When Comet Holmes first erupted, whatever violent even happened to spew dust and debris out into space caused all this debris to suddenly be flung outwards where it could catch the sunlight and shine. But, the comet’s nucleus is very tiny — just a few miles across. This cloud of debris expanded to hundreds of miles across, then thousands of miles across. As it expanded, it thinned and allowed more sunlight to reach throughout the cloud to reflect off of the material thrown outward. The comet brightened. Eventually, the cloud thinned to the point that it was not effectively shielding itself from the sunlight. The Sun could shine through the cloud to its far side to reflect. The comet quit getting brighter. Now, the nucleus has continued to shed material, for sure, but not at the fantastic rate as its first violently explosive outburst. But, even with the cloud of debris thousands of miles across, at the distance of this comet, that was still very small in the sky. To the naked eye, it was basically a point. Even in binoculars, it was scarcely more than a point, and in a telescope it was just a small disk. But, the cloud expanded to tens of thousands of miles across. Now, the cloud was a very tiny disk seen to the naked eye, and a small fuzz ball seen in binoculars. Still, the light was pretty well concentrated, so the comet appeared as bright. But, now the cloud of debris is several hundred thousand of miles across. To the naked eye, it would appear as a blob nearly half the diameter of the full moon, except that the total light is still the same. From the bright city lights, that puts the surface brightness down close to that of the background sky, and that makes the comet hard to see. So, someone who does not understand integrated magnitudes would think that the comet is getting dimmer.

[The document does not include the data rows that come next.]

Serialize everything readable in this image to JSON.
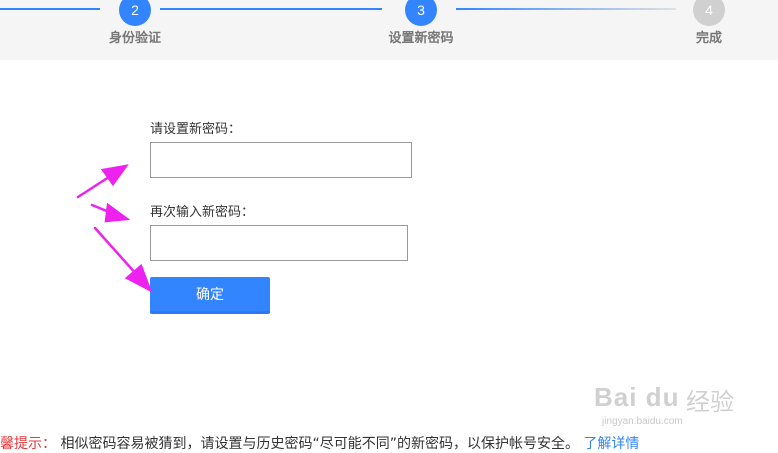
{
  "stepper": {
    "steps": [
      {
        "number": "2",
        "label": "身份验证"
      },
      {
        "number": "3",
        "label": "设置新密码"
      },
      {
        "number": "4",
        "label": "完成"
      }
    ],
    "accent_color": "#3385ff",
    "inactive_color": "#d0d0d0"
  },
  "form": {
    "new_password_label": "请设置新密码：",
    "new_password_value": "",
    "confirm_password_label": "再次输入新密码：",
    "confirm_password_value": "",
    "submit_label": "确定"
  },
  "tip": {
    "prefix": "温馨提示：",
    "message": "相似密码容易被猜到，请设置与历史密码“尽可能不同”的新密码，以保护帐号安全。",
    "link_label": "了解详情"
  },
  "watermark": {
    "logo_text": "Bai du",
    "brand_text": "经验",
    "url": "jingyan.baidu.com"
  },
  "annotation_color": "#ee22ee"
}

Now, soon, I do expect the comet to be getting dimmer as the material thrown outward dissipates. Already, it is now quite as easy to see with the naked eye as it was a week ago. However, it is still extraordinarily bright, and it is still visible from most light polluted urban skies. It simply is not quite so visible from the very brightest skies due to its lower contrast. If you haven’t seen it yet, then make sure that you go look for it. The comet from here on out is only going to be getting tougher to see unless some other outburst happens.